Court rules that statute of limitations has passed in Berlusconi corruption trial
REPORTING FROM ROME -- A Milan court ruled Saturday that the statute of limitations had expired in a long-running, controversial trial in which Silvio Berlusconi was accused of bribing a lawyer to withhold testimony damaging to the former Italian prime minister.
The court’s decision is likely to satisfy no one, including Berlusconi, who has always maintained his innocence and said that left-leaning judges in Milan had a history of persecuting him.
Prosecutors had sought a five-year prison sentence for Berlusconi, who they alleged paid British attorney David Mills $600,000 in 1999 for lying in tax-evasion and fraud trials regarding Berlusconi’s businesses.
Mills had worked for Berlusconi in setting up offshore companies for the media mogul-turned-politician's holding company, Fininvest, prosecutors said, and therefore was privy to information that he did not divulge in court. Mills was convicted of accepting the bribe in a separate portion of the trial, but did not go to prison because the statute of limitations had run out in that proceeding as well.
In final arguments Saturday, Berlusconi’s lawyer Pietro Longo asked for a full acquittal, saying no crime had been committed. Leaving the Milan courthouse after the judges' ruling, Longo said he would appeal because even if the statute of limitations had expired, the court could still have issued an exoneration.
The prosecution has said that they too will appeal the ruling.
Berlusconi was not present in court.
He and Mills were indicted in October 2006; the trial began in March 2007. It was suspended and resumed several times, including one stoppage when Berlusconi's coalition in parliament passed a law granting immunity to the country's top leaders.
The proceedings against Berlusconi resumed when Italy’s top court knocked down the immunity law. In December 2011, Mills testified by video from London. He insisted he had never been paid a bribe by Berlusconi, and that the $600,000 had instead come from fees from an Italian shipbuilder. The shipbuilder, Diego Attanasio, has denied giving the money to Mills.
During the trial, prosecutors produced a 2004 letter in which Mills told his accountant that he had received the money because in court he had “turned some very tricky corners, to put it mildly,” and “kept Mr. B out of a great deal of trouble."
Mills disavowed that statement in his December video testimony, saying that he was “deeply ashamed” for having claimed that Berlusconi had given him the money and that it was “pure imagination. It’s fiction. It’s a novel.”
In a statement Friday, Berlusconi said that the accusations were “a radical and profound manipulation constructed artfully by prosecutors.”

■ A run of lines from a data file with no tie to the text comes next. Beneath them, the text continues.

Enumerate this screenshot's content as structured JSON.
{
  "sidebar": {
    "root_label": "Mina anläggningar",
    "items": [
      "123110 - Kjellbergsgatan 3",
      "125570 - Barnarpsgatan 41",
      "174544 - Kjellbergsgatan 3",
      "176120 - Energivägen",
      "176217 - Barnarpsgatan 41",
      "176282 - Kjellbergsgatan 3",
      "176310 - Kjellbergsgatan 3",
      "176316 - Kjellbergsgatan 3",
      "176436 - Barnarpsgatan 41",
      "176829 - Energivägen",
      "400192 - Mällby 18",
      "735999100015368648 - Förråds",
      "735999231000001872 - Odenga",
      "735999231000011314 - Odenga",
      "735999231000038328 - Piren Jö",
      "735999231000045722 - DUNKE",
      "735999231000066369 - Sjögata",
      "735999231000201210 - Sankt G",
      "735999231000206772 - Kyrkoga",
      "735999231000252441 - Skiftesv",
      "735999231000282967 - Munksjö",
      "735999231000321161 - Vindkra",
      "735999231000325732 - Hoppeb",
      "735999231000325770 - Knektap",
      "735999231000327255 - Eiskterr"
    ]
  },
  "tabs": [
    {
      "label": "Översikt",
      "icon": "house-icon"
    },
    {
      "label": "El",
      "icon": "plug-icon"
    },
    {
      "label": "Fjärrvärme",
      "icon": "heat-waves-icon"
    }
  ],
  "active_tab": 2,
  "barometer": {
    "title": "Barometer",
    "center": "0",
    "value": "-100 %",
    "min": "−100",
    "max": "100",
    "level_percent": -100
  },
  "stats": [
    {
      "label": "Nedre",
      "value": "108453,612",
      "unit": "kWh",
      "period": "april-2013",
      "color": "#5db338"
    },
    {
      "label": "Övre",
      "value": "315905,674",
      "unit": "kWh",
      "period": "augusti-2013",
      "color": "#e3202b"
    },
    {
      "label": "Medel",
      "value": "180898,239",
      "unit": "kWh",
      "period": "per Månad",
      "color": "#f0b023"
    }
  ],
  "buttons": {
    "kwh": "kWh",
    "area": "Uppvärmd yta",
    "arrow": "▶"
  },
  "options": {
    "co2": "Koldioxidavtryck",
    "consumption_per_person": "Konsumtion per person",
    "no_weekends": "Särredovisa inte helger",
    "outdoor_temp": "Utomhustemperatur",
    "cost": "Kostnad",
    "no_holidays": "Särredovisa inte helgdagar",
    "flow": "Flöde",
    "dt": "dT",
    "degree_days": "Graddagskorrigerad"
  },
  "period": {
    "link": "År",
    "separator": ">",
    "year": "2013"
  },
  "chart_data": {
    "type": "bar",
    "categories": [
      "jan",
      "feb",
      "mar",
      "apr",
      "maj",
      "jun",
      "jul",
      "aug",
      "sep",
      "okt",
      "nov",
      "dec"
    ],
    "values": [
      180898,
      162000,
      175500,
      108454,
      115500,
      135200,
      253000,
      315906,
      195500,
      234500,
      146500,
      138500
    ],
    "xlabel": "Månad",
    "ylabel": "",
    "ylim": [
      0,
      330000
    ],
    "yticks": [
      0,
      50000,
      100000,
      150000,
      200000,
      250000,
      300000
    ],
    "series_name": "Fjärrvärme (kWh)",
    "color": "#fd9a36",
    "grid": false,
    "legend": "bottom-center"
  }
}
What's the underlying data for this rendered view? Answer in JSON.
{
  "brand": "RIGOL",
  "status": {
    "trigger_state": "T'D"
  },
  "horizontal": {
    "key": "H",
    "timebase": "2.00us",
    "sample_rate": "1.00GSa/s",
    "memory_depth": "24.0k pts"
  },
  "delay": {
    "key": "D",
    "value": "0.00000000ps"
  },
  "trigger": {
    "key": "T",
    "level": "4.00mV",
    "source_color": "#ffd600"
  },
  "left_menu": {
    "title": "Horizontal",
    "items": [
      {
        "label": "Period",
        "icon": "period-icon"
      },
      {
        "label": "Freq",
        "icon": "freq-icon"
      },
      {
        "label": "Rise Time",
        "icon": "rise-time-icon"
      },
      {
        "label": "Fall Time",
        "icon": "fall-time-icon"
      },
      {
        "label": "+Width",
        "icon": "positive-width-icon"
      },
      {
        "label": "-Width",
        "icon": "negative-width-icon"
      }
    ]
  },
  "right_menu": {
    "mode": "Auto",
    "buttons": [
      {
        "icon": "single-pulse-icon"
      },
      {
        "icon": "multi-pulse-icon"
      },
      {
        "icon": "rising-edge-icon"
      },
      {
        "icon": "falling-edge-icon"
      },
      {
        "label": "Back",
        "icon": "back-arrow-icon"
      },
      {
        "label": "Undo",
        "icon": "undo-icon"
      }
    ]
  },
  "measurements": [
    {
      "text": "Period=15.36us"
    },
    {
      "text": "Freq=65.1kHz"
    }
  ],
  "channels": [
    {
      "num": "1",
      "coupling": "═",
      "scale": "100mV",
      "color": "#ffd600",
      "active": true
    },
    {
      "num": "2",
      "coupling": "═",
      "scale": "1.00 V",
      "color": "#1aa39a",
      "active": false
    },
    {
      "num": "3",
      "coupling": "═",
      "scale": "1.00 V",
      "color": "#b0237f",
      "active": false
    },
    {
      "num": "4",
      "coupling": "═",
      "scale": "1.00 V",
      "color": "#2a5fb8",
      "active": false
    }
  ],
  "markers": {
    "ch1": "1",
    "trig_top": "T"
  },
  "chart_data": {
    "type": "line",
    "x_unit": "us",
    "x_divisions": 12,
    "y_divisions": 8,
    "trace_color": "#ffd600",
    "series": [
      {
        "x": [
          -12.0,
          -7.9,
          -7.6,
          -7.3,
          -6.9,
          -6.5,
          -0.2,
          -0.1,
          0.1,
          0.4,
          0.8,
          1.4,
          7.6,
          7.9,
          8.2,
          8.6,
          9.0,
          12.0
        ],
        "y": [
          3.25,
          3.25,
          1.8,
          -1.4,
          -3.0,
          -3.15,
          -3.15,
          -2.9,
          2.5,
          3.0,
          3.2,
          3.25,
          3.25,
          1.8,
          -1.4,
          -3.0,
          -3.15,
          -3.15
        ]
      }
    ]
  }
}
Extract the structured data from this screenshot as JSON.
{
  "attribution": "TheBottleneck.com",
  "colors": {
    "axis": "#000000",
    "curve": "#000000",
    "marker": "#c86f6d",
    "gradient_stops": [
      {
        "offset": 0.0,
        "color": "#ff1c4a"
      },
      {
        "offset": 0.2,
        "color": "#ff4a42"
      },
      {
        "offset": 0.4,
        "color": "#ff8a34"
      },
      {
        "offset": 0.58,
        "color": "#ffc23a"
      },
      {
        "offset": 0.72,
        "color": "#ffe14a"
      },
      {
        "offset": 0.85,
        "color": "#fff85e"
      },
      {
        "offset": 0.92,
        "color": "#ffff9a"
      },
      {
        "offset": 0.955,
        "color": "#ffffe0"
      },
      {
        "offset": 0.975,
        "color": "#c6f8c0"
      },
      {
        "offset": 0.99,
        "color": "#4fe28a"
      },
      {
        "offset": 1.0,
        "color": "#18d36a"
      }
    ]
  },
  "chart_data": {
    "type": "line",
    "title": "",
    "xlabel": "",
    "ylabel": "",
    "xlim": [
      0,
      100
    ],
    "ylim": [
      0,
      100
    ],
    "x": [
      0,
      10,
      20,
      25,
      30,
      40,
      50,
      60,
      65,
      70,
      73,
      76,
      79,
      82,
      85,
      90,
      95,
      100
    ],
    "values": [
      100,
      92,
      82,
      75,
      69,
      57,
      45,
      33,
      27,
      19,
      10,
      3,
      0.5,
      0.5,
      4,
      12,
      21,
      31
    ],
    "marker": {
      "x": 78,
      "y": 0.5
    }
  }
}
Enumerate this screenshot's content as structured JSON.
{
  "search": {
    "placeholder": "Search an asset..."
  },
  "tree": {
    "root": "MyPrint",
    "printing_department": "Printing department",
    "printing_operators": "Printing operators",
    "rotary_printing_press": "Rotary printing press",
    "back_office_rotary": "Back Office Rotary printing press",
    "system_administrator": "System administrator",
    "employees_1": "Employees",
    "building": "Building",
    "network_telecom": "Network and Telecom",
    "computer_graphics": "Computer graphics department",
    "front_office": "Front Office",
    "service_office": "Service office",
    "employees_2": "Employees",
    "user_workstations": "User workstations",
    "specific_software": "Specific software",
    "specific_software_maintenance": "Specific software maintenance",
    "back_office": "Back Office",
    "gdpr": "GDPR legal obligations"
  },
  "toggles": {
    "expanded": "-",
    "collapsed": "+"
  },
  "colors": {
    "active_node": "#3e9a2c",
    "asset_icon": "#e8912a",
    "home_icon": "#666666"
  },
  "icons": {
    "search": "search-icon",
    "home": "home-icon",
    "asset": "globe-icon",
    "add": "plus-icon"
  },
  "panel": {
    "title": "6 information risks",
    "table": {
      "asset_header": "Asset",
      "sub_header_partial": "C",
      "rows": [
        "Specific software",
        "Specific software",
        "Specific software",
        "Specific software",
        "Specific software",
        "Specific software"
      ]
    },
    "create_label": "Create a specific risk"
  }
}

The flamboyant former premier said that “more than 900” prosecutors had been involved in investigations against him, that he had been the object of 588 police searches, that there had been 2,600 court sessions dedicated to him and that more than half a billion dollars had been spent on lawyers and consultants.
“It’s really an amazing record, not worldwide but universal, a record in the whole solar system,” he said.
-- Sarah Delaney
Photo: Then-Prime Minister Silvio Berlusconi of Italy waves from his car as he leaves a tribunal in Milan on Sept. 19, 2011. A Milan court ruled Saturday that the statute of limitations had run out in a corruption case against Berlusconi, who stepped down as premier in November. Credit: Luca Bruno / Associated Press